▸ **WORK REQUIRED**
Below are records; write all of them out exactly.

▸ **SOURCE DATA**
--
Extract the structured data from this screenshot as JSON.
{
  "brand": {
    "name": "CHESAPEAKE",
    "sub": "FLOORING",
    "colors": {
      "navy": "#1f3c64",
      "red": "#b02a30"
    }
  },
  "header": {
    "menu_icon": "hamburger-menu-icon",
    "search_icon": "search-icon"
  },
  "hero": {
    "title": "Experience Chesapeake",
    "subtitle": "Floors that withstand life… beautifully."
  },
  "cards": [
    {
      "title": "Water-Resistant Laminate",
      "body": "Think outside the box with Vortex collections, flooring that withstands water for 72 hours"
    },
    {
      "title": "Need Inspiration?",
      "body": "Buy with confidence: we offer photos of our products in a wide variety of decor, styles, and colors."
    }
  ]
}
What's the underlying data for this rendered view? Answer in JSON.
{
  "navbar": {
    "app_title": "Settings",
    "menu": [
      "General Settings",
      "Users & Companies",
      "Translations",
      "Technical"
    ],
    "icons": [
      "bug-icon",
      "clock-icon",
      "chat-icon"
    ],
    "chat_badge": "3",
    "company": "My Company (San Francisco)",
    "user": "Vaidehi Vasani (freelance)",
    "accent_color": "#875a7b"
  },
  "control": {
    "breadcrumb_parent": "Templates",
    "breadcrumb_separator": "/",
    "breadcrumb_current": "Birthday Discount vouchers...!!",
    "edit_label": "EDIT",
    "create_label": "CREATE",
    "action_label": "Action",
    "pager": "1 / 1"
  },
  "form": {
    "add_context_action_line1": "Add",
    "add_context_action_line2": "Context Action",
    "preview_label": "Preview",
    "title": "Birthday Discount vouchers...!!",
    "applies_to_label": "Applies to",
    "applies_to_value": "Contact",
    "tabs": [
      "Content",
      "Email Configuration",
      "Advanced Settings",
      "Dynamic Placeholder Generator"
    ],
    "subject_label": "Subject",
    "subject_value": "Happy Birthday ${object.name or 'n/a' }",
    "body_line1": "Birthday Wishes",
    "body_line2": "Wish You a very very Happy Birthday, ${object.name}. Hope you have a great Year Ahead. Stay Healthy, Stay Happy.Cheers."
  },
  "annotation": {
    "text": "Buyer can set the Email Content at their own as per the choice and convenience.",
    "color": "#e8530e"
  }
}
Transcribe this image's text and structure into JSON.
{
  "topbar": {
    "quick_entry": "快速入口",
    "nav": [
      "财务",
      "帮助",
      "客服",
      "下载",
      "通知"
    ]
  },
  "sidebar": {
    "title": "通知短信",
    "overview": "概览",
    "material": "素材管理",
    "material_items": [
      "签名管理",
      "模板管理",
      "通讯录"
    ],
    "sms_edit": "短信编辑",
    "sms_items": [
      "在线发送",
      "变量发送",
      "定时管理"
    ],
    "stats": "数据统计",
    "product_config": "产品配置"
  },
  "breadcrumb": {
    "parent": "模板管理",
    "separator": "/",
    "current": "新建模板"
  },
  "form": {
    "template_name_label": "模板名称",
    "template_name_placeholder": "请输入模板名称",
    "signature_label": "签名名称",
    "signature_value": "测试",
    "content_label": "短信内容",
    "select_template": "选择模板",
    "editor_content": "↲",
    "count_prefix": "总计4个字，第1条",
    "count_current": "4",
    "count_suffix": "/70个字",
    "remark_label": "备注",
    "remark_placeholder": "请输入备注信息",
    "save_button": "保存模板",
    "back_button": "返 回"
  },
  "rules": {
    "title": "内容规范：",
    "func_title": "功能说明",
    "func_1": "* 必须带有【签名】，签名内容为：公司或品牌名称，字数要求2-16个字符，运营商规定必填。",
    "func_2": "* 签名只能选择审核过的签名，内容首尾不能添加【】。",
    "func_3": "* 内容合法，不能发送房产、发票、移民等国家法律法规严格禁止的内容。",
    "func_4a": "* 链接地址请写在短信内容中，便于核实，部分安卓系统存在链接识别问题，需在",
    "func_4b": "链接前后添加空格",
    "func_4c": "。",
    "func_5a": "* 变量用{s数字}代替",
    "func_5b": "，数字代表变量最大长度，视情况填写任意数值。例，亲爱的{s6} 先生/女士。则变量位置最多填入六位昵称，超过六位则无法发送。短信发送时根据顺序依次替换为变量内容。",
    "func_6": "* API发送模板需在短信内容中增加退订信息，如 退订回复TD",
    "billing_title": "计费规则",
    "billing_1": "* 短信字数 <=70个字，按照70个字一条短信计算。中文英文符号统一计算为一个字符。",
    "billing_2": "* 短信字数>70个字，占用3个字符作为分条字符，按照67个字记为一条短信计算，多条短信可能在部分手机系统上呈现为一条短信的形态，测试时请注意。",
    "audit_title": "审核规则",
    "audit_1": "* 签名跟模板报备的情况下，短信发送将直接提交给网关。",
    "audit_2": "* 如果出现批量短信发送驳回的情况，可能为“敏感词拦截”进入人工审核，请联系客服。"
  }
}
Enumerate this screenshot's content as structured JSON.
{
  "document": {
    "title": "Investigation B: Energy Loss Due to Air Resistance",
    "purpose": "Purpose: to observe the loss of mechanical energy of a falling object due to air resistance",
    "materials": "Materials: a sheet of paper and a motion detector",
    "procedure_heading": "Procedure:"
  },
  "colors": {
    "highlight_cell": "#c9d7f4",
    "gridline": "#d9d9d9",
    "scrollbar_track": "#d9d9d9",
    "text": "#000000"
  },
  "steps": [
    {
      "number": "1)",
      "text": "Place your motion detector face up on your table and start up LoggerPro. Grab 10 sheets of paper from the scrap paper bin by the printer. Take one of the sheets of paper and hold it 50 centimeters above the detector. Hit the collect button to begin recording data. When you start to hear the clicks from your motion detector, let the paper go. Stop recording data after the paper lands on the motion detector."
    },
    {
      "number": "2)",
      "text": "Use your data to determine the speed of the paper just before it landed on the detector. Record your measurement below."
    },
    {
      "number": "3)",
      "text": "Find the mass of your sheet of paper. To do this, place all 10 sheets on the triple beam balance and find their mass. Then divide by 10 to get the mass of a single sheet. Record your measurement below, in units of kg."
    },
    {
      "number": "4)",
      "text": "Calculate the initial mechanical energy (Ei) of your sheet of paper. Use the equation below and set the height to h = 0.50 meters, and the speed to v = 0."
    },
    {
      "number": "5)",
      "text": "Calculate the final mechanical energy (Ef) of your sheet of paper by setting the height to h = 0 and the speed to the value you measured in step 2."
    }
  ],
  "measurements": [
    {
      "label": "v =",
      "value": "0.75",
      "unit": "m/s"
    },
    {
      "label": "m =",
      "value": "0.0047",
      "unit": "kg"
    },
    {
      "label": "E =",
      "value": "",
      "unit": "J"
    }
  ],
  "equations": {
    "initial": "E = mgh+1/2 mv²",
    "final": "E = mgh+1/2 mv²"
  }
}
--
▸ **ANSWER BOX**
Extract the structured data from this screenshot as JSON.
{
  "brand": {
    "name": "CHESAPEAKE",
    "sub": "FLOORING",
    "colors": {
      "navy": "#1f3c64",
      "red": "#b02a30"
    }
  },
  "header": {
    "menu_icon": "hamburger-menu-icon",
    "search_icon": "search-icon"
  },
  "hero": {
    "title": "Experience Chesapeake",
    "subtitle": "Floors that withstand life… beautifully."
  },
  "cards": [
    {
      "title": "Water-Resistant Laminate",
      "body": "Think outside the box with Vortex collections, flooring that withstands water for 72 hours"
    },
    {
      "title": "Need Inspiration?",
      "body": "Buy with confidence: we offer photos of our products in a wide variety of decor, styles, and colors."
    }
  ]
}
What's the underlying data for this rendered view? Answer in JSON.
{
  "navbar": {
    "app_title": "Settings",
    "menu": [
      "General Settings",
      "Users & Companies",
      "Translations",
      "Technical"
    ],
    "icons": [
      "bug-icon",
      "clock-icon",
      "chat-icon"
    ],
    "chat_badge": "3",
    "company": "My Company (San Francisco)",
    "user": "Vaidehi Vasani (freelance)",
    "accent_color": "#875a7b"
  },
  "control": {
    "breadcrumb_parent": "Templates",
    "breadcrumb_separator": "/",
    "breadcrumb_current": "Birthday Discount vouchers...!!",
    "edit_label": "EDIT",
    "create_label": "CREATE",
    "action_label": "Action",
    "pager": "1 / 1"
  },
  "form": {
    "add_context_action_line1": "Add",
    "add_context_action_line2": "Context Action",
    "preview_label": "Preview",
    "title": "Birthday Discount vouchers...!!",
    "applies_to_label": "Applies to",
    "applies_to_value": "Contact",
    "tabs": [
      "Content",
      "Email Configuration",
      "Advanced Settings",
      "Dynamic Placeholder Generator"
    ],
    "subject_label": "Subject",
    "subject_value": "Happy Birthday ${object.name or 'n/a' }",
    "body_line1": "Birthday Wishes",
    "body_line2": "Wish You a very very Happy Birthday, ${object.name}. Hope you have a great Year Ahead. Stay Healthy, Stay Happy.Cheers."
  },
  "annotation": {
    "text": "Buyer can set the Email Content at their own as per the choice and convenience.",
    "color": "#e8530e"
  }
}
Transcribe this image's text and structure into JSON.
{
  "topbar": {
    "quick_entry": "快速入口",
    "nav": [
      "财务",
      "帮助",
      "客服",
      "下载",
      "通知"
    ]
  },
  "sidebar": {
    "title": "通知短信",
    "overview": "概览",
    "material": "素材管理",
    "material_items": [
      "签名管理",
      "模板管理",
      "通讯录"
    ],
    "sms_edit": "短信编辑",
    "sms_items": [
      "在线发送",
      "变量发送",
      "定时管理"
    ],
    "stats": "数据统计",
    "product_config": "产品配置"
  },
  "breadcrumb": {
    "parent": "模板管理",
    "separator": "/",
    "current": "新建模板"
  },
  "form": {
    "template_name_label": "模板名称",
    "template_name_placeholder": "请输入模板名称",
    "signature_label": "签名名称",
    "signature_value": "测试",
    "content_label": "短信内容",
    "select_template": "选择模板",
    "editor_content": "↲",
    "count_prefix": "总计4个字，第1条",
    "count_current": "4",
    "count_suffix": "/70个字",
    "remark_label": "备注",
    "remark_placeholder": "请输入备注信息",
    "save_button": "保存模板",
    "back_button": "返 回"
  },
  "rules": {
    "title": "内容规范：",
    "func_title": "功能说明",
    "func_1": "* 必须带有【签名】，签名内容为：公司或品牌名称，字数要求2-16个字符，运营商规定必填。",
    "func_2": "* 签名只能选择审核过的签名，内容首尾不能添加【】。",
    "func_3": "* 内容合法，不能发送房产、发票、移民等国家法律法规严格禁止的内容。",
    "func_4a": "* 链接地址请写在短信内容中，便于核实，部分安卓系统存在链接识别问题，需在",
    "func_4b": "链接前后添加空格",
    "func_4c": "。",
    "func_5a": "* 变量用{s数字}代替",
    "func_5b": "，数字代表变量最大长度，视情况填写任意数值。例，亲爱的{s6} 先生/女士。则变量位置最多填入六位昵称，超过六位则无法发送。短信发送时根据顺序依次替换为变量内容。",
    "func_6": "* API发送模板需在短信内容中增加退订信息，如 退订回复TD",
    "billing_title": "计费规则",
    "billing_1": "* 短信字数 <=70个字，按照70个字一条短信计算。中文英文符号统一计算为一个字符。",
    "billing_2": "* 短信字数>70个字，占用3个字符作为分条字符，按照67个字记为一条短信计算，多条短信可能在部分手机系统上呈现为一条短信的形态，测试时请注意。",
    "audit_title": "审核规则",
    "audit_1": "* 签名跟模板报备的情况下，短信发送将直接提交给网关。",
    "audit_2": "* 如果出现批量短信发送驳回的情况，可能为“敏感词拦截”进入人工审核，请联系客服。"
  }
}
Enumerate this screenshot's content as structured JSON.
{
  "document": {
    "title": "Investigation B: Energy Loss Due to Air Resistance",
    "purpose": "Purpose: to observe the loss of mechanical energy of a falling object due to air resistance",
    "materials": "Materials: a sheet of paper and a motion detector",
    "procedure_heading": "Procedure:"
  },
  "colors": {
    "highlight_cell": "#c9d7f4",
    "gridline": "#d9d9d9",
    "scrollbar_track": "#d9d9d9",
    "text": "#000000"
  },
  "steps": [
    {
      "number": "1)",
      "text": "Place your motion detector face up on your table and start up LoggerPro. Grab 10 sheets of paper from the scrap paper bin by the printer. Take one of the sheets of paper and hold it 50 centimeters above the detector. Hit the collect button to begin recording data. When you start to hear the clicks from your motion detector, let the paper go. Stop recording data after the paper lands on the motion detector."
    },
    {
      "number": "2)",
      "text": "Use your data to determine the speed of the paper just before it landed on the detector. Record your measurement below."
    },
    {
      "number": "3)",
      "text": "Find the mass of your sheet of paper. To do this, place all 10 sheets on the triple beam balance and find their mass. Then divide by 10 to get the mass of a single sheet. Record your measurement below, in units of kg."
    },
    {
      "number": "4)",
      "text": "Calculate the initial mechanical energy (Ei) of your sheet of paper. Use the equation below and set the height to h = 0.50 meters, and the speed to v = 0."
    },
    {
      "number": "5)",
      "text": "Calculate the final mechanical energy (Ef) of your sheet of paper by setting the height to h = 0 and the speed to the value you measured in step 2."
    }
  ],
  "measurements": [
    {
      "label": "v =",
      "value": "0.75",
      "unit": "m/s"
    },
    {
      "label": "m =",
      "value": "0.0047",
      "unit": "kg"
    },
    {
      "label": "E =",
      "value": "",
      "unit": "J"
    }
  ],
  "equations": {
    "initial": "E = mgh+1/2 mv²",
    "final": "E = mgh+1/2 mv²"
  }
}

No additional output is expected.